Excerpts from an interface dataset
□ □ □ □ □
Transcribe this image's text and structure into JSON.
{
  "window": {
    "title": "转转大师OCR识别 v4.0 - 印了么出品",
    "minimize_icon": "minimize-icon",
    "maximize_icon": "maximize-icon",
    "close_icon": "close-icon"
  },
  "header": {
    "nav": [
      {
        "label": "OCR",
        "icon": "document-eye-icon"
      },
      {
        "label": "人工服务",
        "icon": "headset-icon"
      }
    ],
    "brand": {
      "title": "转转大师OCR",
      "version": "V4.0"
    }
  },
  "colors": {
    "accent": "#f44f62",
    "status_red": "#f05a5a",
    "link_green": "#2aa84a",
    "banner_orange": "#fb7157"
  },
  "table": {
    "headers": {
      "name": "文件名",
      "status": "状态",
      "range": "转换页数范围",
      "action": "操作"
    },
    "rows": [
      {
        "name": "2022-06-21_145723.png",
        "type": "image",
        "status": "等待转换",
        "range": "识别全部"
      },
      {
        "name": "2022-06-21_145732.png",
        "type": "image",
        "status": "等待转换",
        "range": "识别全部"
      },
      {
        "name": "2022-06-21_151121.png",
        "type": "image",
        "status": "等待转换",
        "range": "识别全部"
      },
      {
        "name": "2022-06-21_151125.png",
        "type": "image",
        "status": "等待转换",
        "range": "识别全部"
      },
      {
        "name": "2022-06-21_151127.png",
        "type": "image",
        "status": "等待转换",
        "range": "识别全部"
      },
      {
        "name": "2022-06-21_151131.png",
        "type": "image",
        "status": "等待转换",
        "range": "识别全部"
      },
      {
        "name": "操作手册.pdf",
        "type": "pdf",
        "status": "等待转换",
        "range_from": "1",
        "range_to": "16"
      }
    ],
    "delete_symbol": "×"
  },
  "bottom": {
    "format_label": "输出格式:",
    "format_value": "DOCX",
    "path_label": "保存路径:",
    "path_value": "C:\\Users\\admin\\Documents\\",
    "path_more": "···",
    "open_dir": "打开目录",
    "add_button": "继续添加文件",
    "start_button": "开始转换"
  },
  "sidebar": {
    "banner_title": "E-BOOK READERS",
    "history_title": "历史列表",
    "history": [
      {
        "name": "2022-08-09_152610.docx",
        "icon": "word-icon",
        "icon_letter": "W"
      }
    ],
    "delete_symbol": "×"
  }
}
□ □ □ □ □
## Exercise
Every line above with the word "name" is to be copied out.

## Your solution
      "name": "文件名",
        "name": "2022-06-21_145723.png",
        "name": "2022-06-21_145732.png",
        "name": "2022-06-21_151121.png",
        "name": "2022-06-21_151125.png",
        "name": "2022-06-21_151127.png",
        "name": "2022-06-21_151131.png",
        "name": "操作手册.pdf",
        "name": "2022-08-09_152610.docx",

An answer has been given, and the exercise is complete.